WORK INSTRUCTIONS: Extract each line of the records below that contains the word "banner".

(Beginning of MATERIAL TO PROCESS)

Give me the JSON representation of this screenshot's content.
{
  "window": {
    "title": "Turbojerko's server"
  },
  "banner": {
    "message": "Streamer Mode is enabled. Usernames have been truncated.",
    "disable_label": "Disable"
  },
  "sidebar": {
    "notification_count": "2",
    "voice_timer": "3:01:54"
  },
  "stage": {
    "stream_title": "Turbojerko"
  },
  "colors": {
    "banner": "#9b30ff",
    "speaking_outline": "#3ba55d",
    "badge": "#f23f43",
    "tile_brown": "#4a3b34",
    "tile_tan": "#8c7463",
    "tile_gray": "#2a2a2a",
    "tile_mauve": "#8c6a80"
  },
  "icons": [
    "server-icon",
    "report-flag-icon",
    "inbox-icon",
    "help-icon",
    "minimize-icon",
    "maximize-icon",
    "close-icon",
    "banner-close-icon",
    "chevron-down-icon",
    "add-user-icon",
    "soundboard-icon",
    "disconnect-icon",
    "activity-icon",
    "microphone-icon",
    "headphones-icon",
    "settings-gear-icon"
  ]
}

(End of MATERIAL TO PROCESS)

EXERCISE OUTPUT:
  "banner": {
    "banner": "#9b30ff",
    "banner-close-icon",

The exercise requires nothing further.